-- PROBLEM DESCRIPTION --
Each line below should be written out again without any change.
(RECORDS TO USE begins)
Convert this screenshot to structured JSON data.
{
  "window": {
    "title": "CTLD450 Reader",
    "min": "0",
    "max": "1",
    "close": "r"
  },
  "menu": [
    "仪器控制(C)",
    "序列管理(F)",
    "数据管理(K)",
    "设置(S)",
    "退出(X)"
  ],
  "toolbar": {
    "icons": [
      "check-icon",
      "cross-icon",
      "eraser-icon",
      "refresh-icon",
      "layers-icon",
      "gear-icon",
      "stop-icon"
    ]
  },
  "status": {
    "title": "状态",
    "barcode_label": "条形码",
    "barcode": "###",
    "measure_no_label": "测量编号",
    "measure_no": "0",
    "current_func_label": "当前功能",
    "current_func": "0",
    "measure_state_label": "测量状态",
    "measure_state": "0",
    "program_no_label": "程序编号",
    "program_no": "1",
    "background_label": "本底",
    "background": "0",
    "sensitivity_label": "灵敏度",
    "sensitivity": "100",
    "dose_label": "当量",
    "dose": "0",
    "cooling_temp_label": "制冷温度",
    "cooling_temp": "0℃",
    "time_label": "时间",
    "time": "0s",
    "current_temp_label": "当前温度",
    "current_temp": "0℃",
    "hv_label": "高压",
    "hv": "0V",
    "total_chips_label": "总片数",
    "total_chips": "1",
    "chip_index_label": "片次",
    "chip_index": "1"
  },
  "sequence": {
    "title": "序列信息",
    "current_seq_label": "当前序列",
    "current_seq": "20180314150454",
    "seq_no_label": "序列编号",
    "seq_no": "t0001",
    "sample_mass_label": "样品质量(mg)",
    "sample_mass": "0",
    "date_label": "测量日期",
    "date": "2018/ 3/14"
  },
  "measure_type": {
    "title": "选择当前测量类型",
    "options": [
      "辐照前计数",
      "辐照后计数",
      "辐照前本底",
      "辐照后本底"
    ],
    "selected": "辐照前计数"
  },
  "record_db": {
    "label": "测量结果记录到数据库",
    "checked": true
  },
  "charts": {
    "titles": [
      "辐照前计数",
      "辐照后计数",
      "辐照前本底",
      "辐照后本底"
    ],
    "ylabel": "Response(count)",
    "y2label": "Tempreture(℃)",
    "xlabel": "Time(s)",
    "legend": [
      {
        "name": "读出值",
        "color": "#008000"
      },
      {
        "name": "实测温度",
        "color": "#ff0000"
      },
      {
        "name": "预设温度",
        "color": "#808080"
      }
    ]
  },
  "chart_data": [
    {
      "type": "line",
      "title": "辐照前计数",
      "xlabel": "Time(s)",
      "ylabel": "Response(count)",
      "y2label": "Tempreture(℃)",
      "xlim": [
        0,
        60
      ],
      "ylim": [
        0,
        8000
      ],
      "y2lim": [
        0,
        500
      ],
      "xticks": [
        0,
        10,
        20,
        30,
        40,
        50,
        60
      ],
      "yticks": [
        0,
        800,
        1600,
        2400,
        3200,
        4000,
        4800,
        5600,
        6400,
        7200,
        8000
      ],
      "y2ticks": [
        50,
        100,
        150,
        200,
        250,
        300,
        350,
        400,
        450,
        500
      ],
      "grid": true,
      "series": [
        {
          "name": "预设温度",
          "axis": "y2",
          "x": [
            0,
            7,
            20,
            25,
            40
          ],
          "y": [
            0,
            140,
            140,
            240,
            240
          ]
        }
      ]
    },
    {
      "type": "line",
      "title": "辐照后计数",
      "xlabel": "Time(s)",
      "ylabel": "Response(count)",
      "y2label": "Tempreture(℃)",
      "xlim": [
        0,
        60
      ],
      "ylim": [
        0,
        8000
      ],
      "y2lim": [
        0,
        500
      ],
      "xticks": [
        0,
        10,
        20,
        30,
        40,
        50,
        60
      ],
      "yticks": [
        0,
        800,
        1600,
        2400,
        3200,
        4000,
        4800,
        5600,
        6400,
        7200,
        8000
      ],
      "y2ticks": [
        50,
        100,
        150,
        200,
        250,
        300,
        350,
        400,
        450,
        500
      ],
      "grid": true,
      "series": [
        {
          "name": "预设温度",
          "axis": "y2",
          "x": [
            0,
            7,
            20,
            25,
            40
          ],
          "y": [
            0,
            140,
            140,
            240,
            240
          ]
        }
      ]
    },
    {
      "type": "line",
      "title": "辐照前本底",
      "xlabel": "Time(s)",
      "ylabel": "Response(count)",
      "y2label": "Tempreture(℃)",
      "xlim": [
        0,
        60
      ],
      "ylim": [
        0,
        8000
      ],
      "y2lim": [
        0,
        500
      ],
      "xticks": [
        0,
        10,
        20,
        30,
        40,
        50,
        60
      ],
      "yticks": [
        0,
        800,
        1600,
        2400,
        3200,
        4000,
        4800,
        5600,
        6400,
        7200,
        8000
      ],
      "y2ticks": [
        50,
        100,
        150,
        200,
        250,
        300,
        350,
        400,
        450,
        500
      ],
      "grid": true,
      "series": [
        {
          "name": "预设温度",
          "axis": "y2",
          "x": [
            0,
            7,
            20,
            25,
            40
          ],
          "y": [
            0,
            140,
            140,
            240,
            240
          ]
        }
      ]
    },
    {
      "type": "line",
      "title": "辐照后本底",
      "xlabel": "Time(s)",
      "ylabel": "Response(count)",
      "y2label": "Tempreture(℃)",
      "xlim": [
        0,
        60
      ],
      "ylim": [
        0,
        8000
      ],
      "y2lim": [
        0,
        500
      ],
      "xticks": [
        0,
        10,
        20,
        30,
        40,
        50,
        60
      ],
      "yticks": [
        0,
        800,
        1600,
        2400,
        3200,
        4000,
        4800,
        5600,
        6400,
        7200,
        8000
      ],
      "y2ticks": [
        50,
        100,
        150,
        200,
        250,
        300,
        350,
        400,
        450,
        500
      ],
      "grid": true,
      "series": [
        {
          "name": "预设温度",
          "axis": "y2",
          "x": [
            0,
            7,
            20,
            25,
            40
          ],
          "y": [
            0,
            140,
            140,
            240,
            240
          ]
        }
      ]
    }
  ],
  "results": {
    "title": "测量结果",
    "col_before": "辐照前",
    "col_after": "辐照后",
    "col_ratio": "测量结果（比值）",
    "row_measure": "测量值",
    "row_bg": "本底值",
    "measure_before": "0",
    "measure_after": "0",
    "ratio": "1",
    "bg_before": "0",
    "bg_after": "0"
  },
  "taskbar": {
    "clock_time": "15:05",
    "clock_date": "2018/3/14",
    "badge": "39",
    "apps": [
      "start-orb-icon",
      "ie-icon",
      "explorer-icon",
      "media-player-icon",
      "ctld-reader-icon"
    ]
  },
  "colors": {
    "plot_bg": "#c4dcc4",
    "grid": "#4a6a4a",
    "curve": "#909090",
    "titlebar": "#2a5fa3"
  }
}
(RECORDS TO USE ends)
-- RESPONSE BELOW --
Convert this screenshot to structured JSON data.
{
  "window": {
    "title": "CTLD450 Reader",
    "min": "0",
    "max": "1",
    "close": "r"
  },
  "menu": [
    "仪器控制(C)",
    "序列管理(F)",
    "数据管理(K)",
    "设置(S)",
    "退出(X)"
  ],
  "toolbar": {
    "icons": [
      "check-icon",
      "cross-icon",
      "eraser-icon",
      "refresh-icon",
      "layers-icon",
      "gear-icon",
      "stop-icon"
    ]
  },
  "status": {
    "title": "状态",
    "barcode_label": "条形码",
    "barcode": "###",
    "measure_no_label": "测量编号",
    "measure_no": "0",
    "current_func_label": "当前功能",
    "current_func": "0",
    "measure_state_label": "测量状态",
    "measure_state": "0",
    "program_no_label": "程序编号",
    "program_no": "1",
    "background_label": "本底",
    "background": "0",
    "sensitivity_label": "灵敏度",
    "sensitivity": "100",
    "dose_label": "当量",
    "dose": "0",
    "cooling_temp_label": "制冷温度",
    "cooling_temp": "0℃",
    "time_label": "时间",
    "time": "0s",
    "current_temp_label": "当前温度",
    "current_temp": "0℃",
    "hv_label": "高压",
    "hv": "0V",
    "total_chips_label": "总片数",
    "total_chips": "1",
    "chip_index_label": "片次",
    "chip_index": "1"
  },
  "sequence": {
    "title": "序列信息",
    "current_seq_label": "当前序列",
    "current_seq": "20180314150454",
    "seq_no_label": "序列编号",
    "seq_no": "t0001",
    "sample_mass_label": "样品质量(mg)",
    "sample_mass": "0",
    "date_label": "测量日期",
    "date": "2018/ 3/14"
  },
  "measure_type": {
    "title": "选择当前测量类型",
    "options": [
      "辐照前计数",
      "辐照后计数",
      "辐照前本底",
      "辐照后本底"
    ],
    "selected": "辐照前计数"
  },
  "record_db": {
    "label": "测量结果记录到数据库",
    "checked": true
  },
  "charts": {
    "titles": [
      "辐照前计数",
      "辐照后计数",
      "辐照前本底",
      "辐照后本底"
    ],
    "ylabel": "Response(count)",
    "y2label": "Tempreture(℃)",
    "xlabel": "Time(s)",
    "legend": [
      {
        "name": "读出值",
        "color": "#008000"
      },
      {
        "name": "实测温度",
        "color": "#ff0000"
      },
      {
        "name": "预设温度",
        "color": "#808080"
      }
    ]
  },
  "chart_data": [
    {
      "type": "line",
      "title": "辐照前计数",
      "xlabel": "Time(s)",
      "ylabel": "Response(count)",
      "y2label": "Tempreture(℃)",
      "xlim": [
        0,
        60
      ],
      "ylim": [
        0,
        8000
      ],
      "y2lim": [
        0,
        500
      ],
      "xticks": [
        0,
        10,
        20,
        30,
        40,
        50,
        60
      ],
      "yticks": [
        0,
        800,
        1600,
        2400,
        3200,
        4000,
        4800,
        5600,
        6400,
        7200,
        8000
      ],
      "y2ticks": [
        50,
        100,
        150,
        200,
        250,
        300,
        350,
        400,
        450,
        500
      ],
      "grid": true,
      "series": [
        {
          "name": "预设温度",
          "axis": "y2",
          "x": [
            0,
            7,
            20,
            25,
            40
          ],
          "y": [
            0,
            140,
            140,
            240,
            240
          ]
        }
      ]
    },
    {
      "type": "line",
      "title": "辐照后计数",
      "xlabel": "Time(s)",
      "ylabel": "Response(count)",
      "y2label": "Tempreture(℃)",
      "xlim": [
        0,
        60
      ],
      "ylim": [
        0,
        8000
      ],
      "y2lim": [
        0,
        500
      ],
      "xticks": [
        0,
        10,
        20,
        30,
        40,
        50,
        60
      ],
      "yticks": [
        0,
        800,
        1600,
        2400,
        3200,
        4000,
        4800,
        5600,
        6400,
        7200,
        8000
      ],
      "y2ticks": [
        50,
        100,
        150,
        200,
        250,
        300,
        350,
        400,
        450,
        500
      ],
      "grid": true,
      "series": [
        {
          "name": "预设温度",
          "axis": "y2",
          "x": [
            0,
            7,
            20,
            25,
            40
          ],
          "y": [
            0,
            140,
            140,
            240,
            240
          ]
        }
      ]
    },
    {
      "type": "line",
      "title": "辐照前本底",
      "xlabel": "Time(s)",
      "ylabel": "Response(count)",
      "y2label": "Tempreture(℃)",
      "xlim": [
        0,
        60
      ],
      "ylim": [
        0,
        8000
      ],
      "y2lim": [
        0,
        500
      ],
      "xticks": [
        0,
        10,
        20,
        30,
        40,
        50,
        60
      ],
      "yticks": [
        0,
        800,
        1600,
        2400,
        3200,
        4000,
        4800,
        5600,
        6400,
        7200,
        8000
      ],
      "y2ticks": [
        50,
        100,
        150,
        200,
        250,
        300,
        350,
        400,
        450,
        500
      ],
      "grid": true,
      "series": [
        {
          "name": "预设温度",
          "axis": "y2",
          "x": [
            0,
            7,
            20,
            25,
            40
          ],
          "y": [
            0,
            140,
            140,
            240,
            240
          ]
        }
      ]
    },
    {
      "type": "line",
      "title": "辐照后本底",
      "xlabel": "Time(s)",
      "ylabel": "Response(count)",
      "y2label": "Tempreture(℃)",
      "xlim": [
        0,
        60
      ],
      "ylim": [
        0,
        8000
      ],
      "y2lim": [
        0,
        500
      ],
      "xticks": [
        0,
        10,
        20,
        30,
        40,
        50,
        60
      ],
      "yticks": [
        0,
        800,
        1600,
        2400,
        3200,
        4000,
        4800,
        5600,
        6400,
        7200,
        8000
      ],
      "y2ticks": [
        50,
        100,
        150,
        200,
        250,
        300,
        350,
        400,
        450,
        500
      ],
      "grid": true,
      "series": [
        {
          "name": "预设温度",
          "axis": "y2",
          "x": [
            0,
            7,
            20,
            25,
            40
          ],
          "y": [
            0,
            140,
            140,
            240,
            240
          ]
        }
      ]
    }
  ],
  "results": {
    "title": "测量结果",
    "col_before": "辐照前",
    "col_after": "辐照后",
    "col_ratio": "测量结果（比值）",
    "row_measure": "测量值",
    "row_bg": "本底值",
    "measure_before": "0",
    "measure_after": "0",
    "ratio": "1",
    "bg_before": "0",
    "bg_after": "0"
  },
  "taskbar": {
    "clock_time": "15:05",
    "clock_date": "2018/3/14",
    "badge": "39",
    "apps": [
      "start-orb-icon",
      "ie-icon",
      "explorer-icon",
      "media-player-icon",
      "ctld-reader-icon"
    ]
  },
  "colors": {
    "plot_bg": "#c4dcc4",
    "grid": "#4a6a4a",
    "curve": "#909090",
    "titlebar": "#2a5fa3"
  }
}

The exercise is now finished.